Peace piecemeal

The news from Bosnia makes sustainable peace seem impossibly remote, more remote than it actually is. The images are, indeed, bleak. In summer 2000 we saw pictures of busloads of Muslim Bosniac women seeking justice for the massacre of their husbands and sons that took place at Srebenica five years ago and we saw the hostile reception they received from the current Serb residents of Srebenica when the women returned for their ceremony of remembrance. What we tend to overlook is that there is another Bosnia where peace is being built, village by village, despite the many acts ofnot-so-ancient hatred. Those village islands of peace can be replicated.

In May 1992, Serb paramilitaries “ethnically cleansed” the village of Klanac, a Bosniacsuburb of Brcko in northern Bosnia. Repeatedly over the past two years, the Bosniac "displaced persons" (DP’s, or internal refugees) have attempted to return in order either to reclaim their intact homes or rebuild the destroyed ones.

As has happened many times elsewhere in Bosnia, each time the hopeful returnees were met with a hail of stones thrown by present residents. Few were surprised by the clashes. The Serbs in Klanac were thought to be the most hardline opponents of reintegration. But the Serbs were also victimized refugees, another displaced community who feared being displaced once again.

But in mid-May, less than a month after the latest clash, 60 Bosniac families began work on their houses in the neighborhood.Serbs and Bosniacs have formed a neighborhood committee. Serbs have expressed a willingness to vacate the houses they are occupying.

Today, Serbs are helping over 700 Bosniacs return. What happened? Part of the credit belongs to the international community. The new Brcko District of northern Bosnia is special, but its key features can be replicated. The sticking point at the Dayton negotiations, Brcko is both the strategic corridor linking the two halves of the Serb Republic "entity" and the northern access route from the Bosniac-Croat Federation "entity" to Croatia and Europe.

Irresolvable at Dayton, the problem was handed over to international arbitration. In a Solomonic decision last year, the international arbitrator, US attorney Roberts Owen, made it an autonomous district of Bosnia, owned by both entities but by neither exclusively. Earlier, he had given nearly limitless authority to implement the arbitration to Ambassador R.William Farrand, the international Supervisor of Brcko. Relying on this authority, the backing of nearby SFOR troops and the assistance of the UN police monitors, Farrand established the only functioning multiethnic administration and police in Bosnia. The District gave the displaced Serbs a sense that they could find a new home and be safe and not be forced back into the Federation. It was the multiethnic local police that quelled the last Klanac riot.
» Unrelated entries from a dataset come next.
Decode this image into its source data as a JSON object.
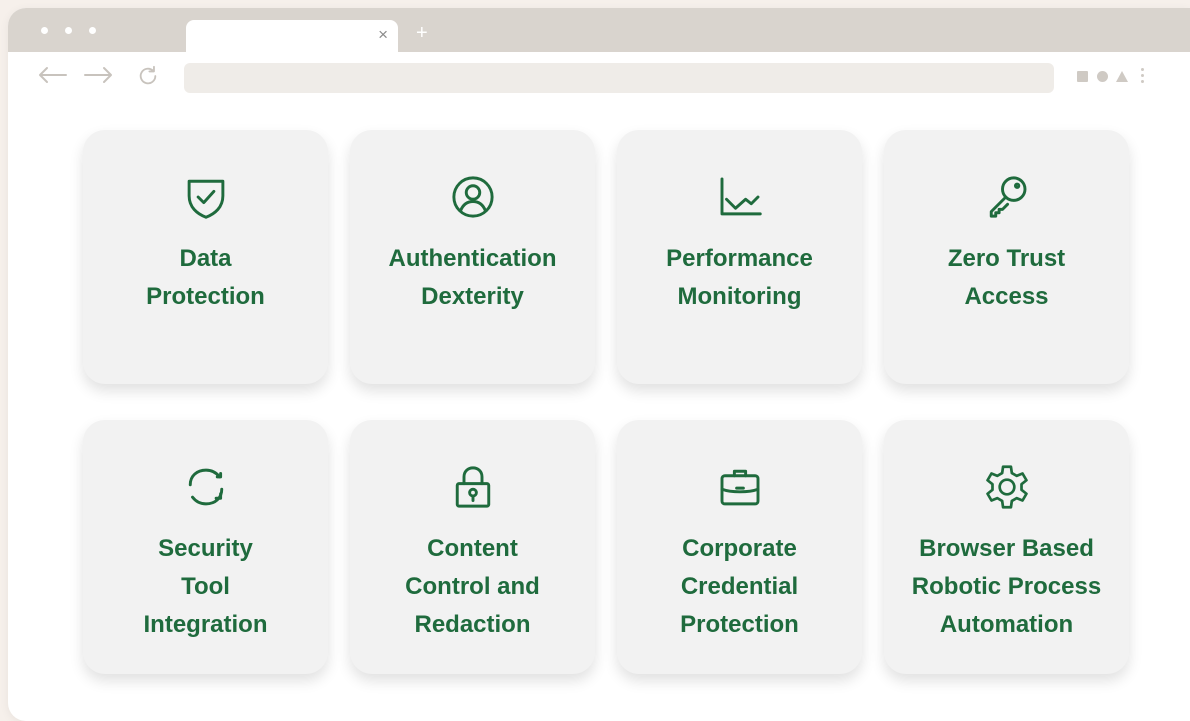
{
  "browser": {
    "tab": {
      "close_glyph": "×"
    },
    "new_tab_glyph": "+",
    "address_bar": {
      "value": "",
      "star_glyph": "★"
    }
  },
  "colors": {
    "accent": "#1f6b3d",
    "card_bg": "#f2f2f2",
    "page_bg": "#f6f0eb",
    "tabstrip": "#d9d4ce"
  },
  "features": [
    {
      "label": "Data\nProtection",
      "icon": "shield-check-icon"
    },
    {
      "label": "Authentication\nDexterity",
      "icon": "user-circle-icon"
    },
    {
      "label": "Performance\nMonitoring",
      "icon": "line-chart-icon"
    },
    {
      "label": "Zero Trust\nAccess",
      "icon": "key-icon"
    },
    {
      "label": "Security\nTool\nIntegration",
      "icon": "sync-arrows-icon"
    },
    {
      "label": "Content\nControl and\nRedaction",
      "icon": "padlock-icon"
    },
    {
      "label": "Corporate\nCredential\nProtection",
      "icon": "briefcase-icon"
    },
    {
      "label": "Browser Based\nRobotic Process\nAutomation",
      "icon": "gear-icon"
    }
  ]
}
The other part of the credit belongs to the courage and common sense of the Klanac residents, both Bosniac original and Serb current. Manipulated for years by their hardline DP organizations and the ethnic political parties that relied on them for cheap votes, both groups of DP’s stood up for themselves and stretched a hand across the ethnic divide when they saw a way to live together safely.Taking advantage of an offer from Supervisor Farrand, the Serbs agreed to vacate the Bosniac houses they occupied in return for free and secure landplots elsewhere in the District. When the DP leadership organizations balked at this sensible compromise and the new local District Assembly hesitated to pass enabling legislation, the current Serb and prospective Bosniac residents threatened to organize a multiethnic demonstration. (This surely would have been Bosnia’s first.) The Assembly voted wisely and Klanac is nowat peace.


The struggle for a sustainable peace in Bosnia is far from over. Even in Brcko, unemployment stands at sixty percent, organized smuggling is rampant, ethnic tensions still simmer and sometimes boil over, thousands more seek a return to their homes. But Klanac was an important step.

How many potential Klanac’s does Bosnia have? Until recently, very very few. But with the use of international authority, a continued SFOR presence, active efforts to enlist moderate Bosnian leaders in the construction of multiethnic institutions, the economic resources to design expanding-pie solutions, and the courage and imagination of ordinary villagers; perhaps, someday, many more.